[Directions] Your answer should be every line of the entries that has the string "image" in it.
:: Supplied data ::
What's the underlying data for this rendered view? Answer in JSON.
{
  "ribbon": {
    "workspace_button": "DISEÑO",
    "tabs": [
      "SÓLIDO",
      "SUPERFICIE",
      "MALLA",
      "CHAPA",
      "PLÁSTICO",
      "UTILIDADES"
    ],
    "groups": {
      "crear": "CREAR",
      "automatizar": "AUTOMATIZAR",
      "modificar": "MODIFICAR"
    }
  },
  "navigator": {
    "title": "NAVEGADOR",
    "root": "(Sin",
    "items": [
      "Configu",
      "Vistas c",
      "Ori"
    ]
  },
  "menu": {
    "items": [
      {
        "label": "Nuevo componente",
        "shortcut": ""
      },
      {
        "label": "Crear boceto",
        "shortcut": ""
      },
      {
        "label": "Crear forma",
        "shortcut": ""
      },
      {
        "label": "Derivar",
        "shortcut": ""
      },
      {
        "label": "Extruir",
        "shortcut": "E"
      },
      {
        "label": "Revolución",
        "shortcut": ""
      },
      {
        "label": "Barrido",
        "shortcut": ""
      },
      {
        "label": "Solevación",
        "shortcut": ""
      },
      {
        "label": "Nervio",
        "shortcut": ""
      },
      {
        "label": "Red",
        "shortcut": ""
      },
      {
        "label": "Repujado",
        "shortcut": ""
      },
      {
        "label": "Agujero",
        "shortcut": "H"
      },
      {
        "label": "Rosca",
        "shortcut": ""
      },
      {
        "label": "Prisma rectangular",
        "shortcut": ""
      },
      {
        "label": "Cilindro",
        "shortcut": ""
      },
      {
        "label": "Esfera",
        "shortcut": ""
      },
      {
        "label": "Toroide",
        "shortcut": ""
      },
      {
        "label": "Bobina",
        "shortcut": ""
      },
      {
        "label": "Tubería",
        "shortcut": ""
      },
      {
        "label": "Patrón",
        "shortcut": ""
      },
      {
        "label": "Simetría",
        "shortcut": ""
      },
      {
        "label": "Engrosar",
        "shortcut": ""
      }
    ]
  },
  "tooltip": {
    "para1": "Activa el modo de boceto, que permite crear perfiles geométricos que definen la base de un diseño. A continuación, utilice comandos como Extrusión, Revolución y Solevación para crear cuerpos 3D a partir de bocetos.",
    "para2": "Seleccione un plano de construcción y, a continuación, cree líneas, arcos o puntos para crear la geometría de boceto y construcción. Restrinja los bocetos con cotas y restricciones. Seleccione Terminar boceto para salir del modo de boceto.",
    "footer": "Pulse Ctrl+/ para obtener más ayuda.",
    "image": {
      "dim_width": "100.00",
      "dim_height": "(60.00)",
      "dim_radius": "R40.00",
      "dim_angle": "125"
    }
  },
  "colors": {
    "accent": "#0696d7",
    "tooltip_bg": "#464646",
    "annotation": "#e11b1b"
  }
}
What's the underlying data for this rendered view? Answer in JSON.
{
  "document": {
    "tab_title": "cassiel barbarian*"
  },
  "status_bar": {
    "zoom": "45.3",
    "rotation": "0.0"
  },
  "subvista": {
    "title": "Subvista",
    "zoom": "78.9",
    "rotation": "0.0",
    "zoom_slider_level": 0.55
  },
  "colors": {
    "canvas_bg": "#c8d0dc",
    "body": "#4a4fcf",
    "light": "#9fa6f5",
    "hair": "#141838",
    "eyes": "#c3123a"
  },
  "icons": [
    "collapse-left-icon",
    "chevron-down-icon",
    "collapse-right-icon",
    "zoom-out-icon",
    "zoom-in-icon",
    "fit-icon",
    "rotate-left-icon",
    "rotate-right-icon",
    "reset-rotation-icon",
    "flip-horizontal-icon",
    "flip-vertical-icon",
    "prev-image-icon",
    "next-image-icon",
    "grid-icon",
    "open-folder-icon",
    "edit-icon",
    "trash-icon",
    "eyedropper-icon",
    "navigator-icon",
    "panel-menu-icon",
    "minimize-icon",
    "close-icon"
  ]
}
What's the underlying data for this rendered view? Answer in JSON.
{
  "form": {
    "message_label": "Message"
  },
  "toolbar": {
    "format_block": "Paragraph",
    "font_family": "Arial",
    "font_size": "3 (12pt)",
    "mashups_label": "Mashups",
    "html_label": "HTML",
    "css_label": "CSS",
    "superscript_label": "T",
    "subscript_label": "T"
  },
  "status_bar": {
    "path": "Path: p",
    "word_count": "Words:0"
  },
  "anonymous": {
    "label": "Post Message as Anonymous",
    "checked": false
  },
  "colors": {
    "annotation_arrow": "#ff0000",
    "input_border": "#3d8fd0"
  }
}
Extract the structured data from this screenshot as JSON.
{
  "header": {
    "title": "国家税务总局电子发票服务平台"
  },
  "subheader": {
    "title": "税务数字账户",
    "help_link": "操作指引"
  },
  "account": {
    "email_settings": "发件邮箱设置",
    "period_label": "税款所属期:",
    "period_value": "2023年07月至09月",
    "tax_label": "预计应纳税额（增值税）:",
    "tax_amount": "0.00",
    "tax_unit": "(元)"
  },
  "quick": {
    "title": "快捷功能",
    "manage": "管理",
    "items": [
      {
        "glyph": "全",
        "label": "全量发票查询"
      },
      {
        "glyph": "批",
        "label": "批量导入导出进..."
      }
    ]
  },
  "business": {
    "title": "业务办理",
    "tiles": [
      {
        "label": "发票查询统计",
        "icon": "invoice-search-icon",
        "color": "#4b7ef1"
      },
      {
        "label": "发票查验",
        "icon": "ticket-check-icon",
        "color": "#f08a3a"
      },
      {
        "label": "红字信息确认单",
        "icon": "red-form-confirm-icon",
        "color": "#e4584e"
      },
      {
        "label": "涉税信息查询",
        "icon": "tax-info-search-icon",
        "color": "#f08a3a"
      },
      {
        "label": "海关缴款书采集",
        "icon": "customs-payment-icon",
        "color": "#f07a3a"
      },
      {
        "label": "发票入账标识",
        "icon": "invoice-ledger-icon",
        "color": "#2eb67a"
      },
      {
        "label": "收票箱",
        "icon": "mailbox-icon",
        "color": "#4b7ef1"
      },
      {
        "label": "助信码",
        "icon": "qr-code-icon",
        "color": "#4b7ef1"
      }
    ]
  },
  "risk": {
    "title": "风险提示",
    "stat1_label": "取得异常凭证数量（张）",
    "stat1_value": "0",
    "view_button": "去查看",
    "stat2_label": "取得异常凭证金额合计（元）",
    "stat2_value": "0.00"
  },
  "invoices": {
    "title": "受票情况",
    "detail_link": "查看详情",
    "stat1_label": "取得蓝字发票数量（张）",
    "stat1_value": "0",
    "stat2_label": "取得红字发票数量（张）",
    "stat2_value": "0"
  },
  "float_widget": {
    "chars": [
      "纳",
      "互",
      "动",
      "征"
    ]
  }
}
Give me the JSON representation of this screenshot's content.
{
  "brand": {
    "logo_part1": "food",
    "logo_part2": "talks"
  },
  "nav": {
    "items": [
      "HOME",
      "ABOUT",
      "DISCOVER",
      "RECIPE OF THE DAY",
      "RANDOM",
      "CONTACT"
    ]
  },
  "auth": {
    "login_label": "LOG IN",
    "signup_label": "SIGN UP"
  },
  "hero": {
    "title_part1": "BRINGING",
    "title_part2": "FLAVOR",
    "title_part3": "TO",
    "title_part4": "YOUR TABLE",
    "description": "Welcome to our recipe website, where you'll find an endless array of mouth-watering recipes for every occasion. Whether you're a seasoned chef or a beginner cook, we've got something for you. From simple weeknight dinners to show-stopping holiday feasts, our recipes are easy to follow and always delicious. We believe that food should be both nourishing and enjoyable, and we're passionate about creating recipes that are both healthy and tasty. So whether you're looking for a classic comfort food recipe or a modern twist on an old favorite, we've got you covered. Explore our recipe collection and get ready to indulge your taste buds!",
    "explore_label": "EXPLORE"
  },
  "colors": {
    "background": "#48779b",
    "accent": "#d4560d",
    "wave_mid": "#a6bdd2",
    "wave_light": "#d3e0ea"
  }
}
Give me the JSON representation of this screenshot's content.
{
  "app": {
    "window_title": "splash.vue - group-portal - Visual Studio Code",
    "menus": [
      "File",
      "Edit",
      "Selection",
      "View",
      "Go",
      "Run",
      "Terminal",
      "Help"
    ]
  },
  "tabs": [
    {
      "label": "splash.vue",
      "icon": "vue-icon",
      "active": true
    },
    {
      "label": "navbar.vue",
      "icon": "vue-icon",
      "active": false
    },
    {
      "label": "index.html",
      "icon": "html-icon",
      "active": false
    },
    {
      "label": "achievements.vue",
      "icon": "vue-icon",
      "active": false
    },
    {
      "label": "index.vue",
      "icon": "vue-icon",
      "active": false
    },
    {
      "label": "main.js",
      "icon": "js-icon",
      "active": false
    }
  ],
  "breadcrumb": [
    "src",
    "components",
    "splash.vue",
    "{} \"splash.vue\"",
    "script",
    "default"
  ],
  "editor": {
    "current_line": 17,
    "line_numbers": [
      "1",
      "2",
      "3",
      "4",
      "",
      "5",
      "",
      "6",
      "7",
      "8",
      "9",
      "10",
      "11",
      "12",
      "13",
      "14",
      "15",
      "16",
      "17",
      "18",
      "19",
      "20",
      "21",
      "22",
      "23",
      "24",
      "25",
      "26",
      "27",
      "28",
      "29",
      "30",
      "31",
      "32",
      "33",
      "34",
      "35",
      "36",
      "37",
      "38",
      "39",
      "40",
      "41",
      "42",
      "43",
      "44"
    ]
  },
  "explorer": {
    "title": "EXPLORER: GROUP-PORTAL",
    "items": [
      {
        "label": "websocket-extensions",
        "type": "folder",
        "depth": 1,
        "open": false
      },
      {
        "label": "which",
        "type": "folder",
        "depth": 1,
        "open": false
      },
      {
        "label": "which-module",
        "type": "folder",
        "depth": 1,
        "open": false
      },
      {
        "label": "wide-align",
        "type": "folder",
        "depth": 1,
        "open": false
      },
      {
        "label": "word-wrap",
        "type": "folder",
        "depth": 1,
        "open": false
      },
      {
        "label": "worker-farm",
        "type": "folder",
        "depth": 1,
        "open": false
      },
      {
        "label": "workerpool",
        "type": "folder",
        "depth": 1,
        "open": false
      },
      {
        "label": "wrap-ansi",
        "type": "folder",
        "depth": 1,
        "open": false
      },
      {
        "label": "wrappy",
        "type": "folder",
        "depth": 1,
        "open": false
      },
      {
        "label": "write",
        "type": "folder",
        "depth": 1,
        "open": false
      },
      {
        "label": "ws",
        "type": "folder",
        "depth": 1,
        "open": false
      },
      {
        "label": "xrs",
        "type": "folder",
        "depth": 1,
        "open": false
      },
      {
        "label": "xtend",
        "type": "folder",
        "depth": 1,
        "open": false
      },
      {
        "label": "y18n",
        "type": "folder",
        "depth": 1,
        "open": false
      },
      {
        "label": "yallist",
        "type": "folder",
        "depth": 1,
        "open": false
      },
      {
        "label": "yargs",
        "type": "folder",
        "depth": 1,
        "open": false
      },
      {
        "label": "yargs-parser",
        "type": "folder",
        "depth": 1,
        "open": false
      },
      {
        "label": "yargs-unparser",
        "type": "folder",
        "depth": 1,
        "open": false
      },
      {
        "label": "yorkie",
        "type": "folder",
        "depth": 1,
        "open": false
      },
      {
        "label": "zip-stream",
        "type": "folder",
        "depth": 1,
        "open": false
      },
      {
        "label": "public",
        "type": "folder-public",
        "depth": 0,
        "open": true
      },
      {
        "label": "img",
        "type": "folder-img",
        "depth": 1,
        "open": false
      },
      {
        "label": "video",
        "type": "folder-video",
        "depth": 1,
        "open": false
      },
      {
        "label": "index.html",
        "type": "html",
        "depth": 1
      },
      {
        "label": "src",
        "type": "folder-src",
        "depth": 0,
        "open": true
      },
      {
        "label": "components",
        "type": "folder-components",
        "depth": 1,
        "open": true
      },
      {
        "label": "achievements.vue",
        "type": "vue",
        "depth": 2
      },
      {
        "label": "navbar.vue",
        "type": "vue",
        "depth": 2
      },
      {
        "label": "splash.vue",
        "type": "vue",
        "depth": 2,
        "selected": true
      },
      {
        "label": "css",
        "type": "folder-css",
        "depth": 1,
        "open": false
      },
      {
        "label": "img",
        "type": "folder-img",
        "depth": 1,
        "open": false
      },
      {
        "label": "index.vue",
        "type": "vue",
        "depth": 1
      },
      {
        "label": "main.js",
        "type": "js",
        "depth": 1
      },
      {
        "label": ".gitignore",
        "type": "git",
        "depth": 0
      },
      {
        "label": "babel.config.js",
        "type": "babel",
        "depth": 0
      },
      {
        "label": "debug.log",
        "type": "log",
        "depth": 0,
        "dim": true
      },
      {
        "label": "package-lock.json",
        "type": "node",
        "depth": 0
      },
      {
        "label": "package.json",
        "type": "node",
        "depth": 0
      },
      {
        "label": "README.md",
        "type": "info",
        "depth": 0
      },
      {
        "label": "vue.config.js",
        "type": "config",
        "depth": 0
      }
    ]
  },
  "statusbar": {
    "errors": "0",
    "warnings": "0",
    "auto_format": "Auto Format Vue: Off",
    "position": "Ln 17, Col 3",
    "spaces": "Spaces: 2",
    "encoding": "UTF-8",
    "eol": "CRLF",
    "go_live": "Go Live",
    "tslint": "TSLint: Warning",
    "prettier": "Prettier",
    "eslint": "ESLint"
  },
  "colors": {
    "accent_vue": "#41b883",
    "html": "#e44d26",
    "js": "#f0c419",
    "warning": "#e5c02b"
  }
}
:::
[Your response]
    "image": {
    "prev-image-icon",
    "next-image-icon",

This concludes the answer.